Sunday, September 16, 2007

David Addington: Another Eichmann?

David Addington
Found in The Next Hurrah:

The Banality of the Unitary Executive

Except relating to one thing. David Addington. By far the biggest surprise to me, in terms of personal impressions, is David Addington.

As I've been reminding at every opportunity, David Addington is Mr. Unitary Executive, the guy who has provided legal justification for many of Cheney's biggest power grabs: torture, extraordinary rendition, domestic spying, and so on.

I truly expected his interviews to be terribly hostile. I truly expected to see Addington bristle at every question. But that didn't happen.

To me, David Addington has all the mannerisms and look of a physics or computer science professor. He has the beard of a professor, [a Jesuit professor] the modest (at least looking) suit, and he's kind of big-shouldered.

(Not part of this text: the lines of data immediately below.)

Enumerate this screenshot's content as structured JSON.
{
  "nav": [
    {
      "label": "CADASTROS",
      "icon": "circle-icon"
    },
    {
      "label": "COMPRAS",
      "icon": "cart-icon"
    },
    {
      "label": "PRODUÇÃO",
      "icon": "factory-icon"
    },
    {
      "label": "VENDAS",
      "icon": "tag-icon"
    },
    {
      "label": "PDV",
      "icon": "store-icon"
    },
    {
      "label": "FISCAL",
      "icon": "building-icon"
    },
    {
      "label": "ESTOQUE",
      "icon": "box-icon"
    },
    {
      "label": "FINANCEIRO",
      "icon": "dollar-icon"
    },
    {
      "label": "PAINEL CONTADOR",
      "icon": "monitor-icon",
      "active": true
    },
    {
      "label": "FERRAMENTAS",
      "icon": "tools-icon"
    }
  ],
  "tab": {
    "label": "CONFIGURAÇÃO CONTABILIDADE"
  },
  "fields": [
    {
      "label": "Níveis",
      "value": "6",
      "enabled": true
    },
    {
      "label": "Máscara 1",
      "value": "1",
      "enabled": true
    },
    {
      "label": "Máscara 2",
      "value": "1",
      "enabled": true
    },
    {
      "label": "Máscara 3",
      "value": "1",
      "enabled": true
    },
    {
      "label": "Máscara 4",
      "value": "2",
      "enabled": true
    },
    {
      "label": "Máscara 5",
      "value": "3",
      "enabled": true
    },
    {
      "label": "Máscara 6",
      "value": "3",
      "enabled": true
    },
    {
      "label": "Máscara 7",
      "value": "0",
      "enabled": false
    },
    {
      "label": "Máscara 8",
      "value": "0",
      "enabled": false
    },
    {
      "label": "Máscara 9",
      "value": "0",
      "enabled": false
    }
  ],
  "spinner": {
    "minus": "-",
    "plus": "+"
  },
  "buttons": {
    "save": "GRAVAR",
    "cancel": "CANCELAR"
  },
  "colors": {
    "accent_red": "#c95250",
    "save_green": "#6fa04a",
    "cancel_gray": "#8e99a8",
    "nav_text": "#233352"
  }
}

I found his response to questions even more interesting. He simply answered them, with no hesitation. He was apt to offer up information rather than hold it back. He would wander on and on, explaining all the details surrounding something (I remember his description of various classifications, for example, as this long conversation, "and then ... and then ... and then"). He is so obviously steeped in this world and these regulations that he just holds forth on them, with almost no filter.

And there seemed to be no effort to protect Libby--or even Cheney. This became most clear when Fitzgerald started talking about the document on which Cheney mentioned Bush (then crossed it out). Fitzgerald's point was that OVP had stamped a classification that is not really a classification on these documents--Treated as Top Secret/SCI--that is, as Addington explained, not really a classification, "treated as." Pretty damning stuff, catching Cheney and Libby protecting their own deliberations by classifying the hell out of them, inventing new classifications.

And Addington just described this as he had everything else, wandering on in a seemingly endless mumble. He showed no hint of trying to hide this information, no hint of embarrassment that the guy who is, after all, still his boss was trying to pull a fast one to protect his own actions.

Not what I expected.
A response:

While you're doing a great job with the blogging, it's nice to have you back thinking. Your surprise at Addington's persona came through in your trial narrative. It made me think of a book I read a long time ago [name blowing in the wind]. It was about the long interrogation of Adolf Eichmann. His interrogator was determined to get at the root of his hatefilled antisemitism. Instead, what he found was an emotionally blunted obsessive compulsive who was worried about meeting production deadlines - without much registering that what he was producing was murdered human beings. In Eichmann's trial, his "sole defense was claiming that he had been a petty government functionary, merely following the orders of superiors." [Wikipedia] That's probably a tragic truth.

That's how Addington sounded to me - caught up in the precise details and legalese but emotionally isolated from the impact of his pronouncements on the country. He seemed to light up slightly when he went on and on about procedures, or definitions. I suspect he reads the Dictionary in the shade when he goes to the beach.

So I wasn't so taken with his Narcissism as some of the other commentors. I thought he was more the obsessive sidekick of that Megalomaniac he works for whose emotional range only goes from "none" to "contempt" and back again [you know, the one on Blitzer's Situation Room the other day]...

Posted by: mickey | January 31, 2007 at 19:38

Added: September 12, 2009:


Addington graduated from Sandia High School in Albuquerque, New Mexico in 1974. He was admitted to United States Naval Academy at Annapolis and attended beginning in Fall 1974, but did not graduate. He is a graduate of the Edmund A. Walsh School of Foreign Service at Georgetown University (B.S.F.S., summa cum laude) and holds a J.D. (with honors) from Duke University School of Law.[7] He was admitted to the bar in 1981.

1 comment:

Anonymous said...

Great minds think alike.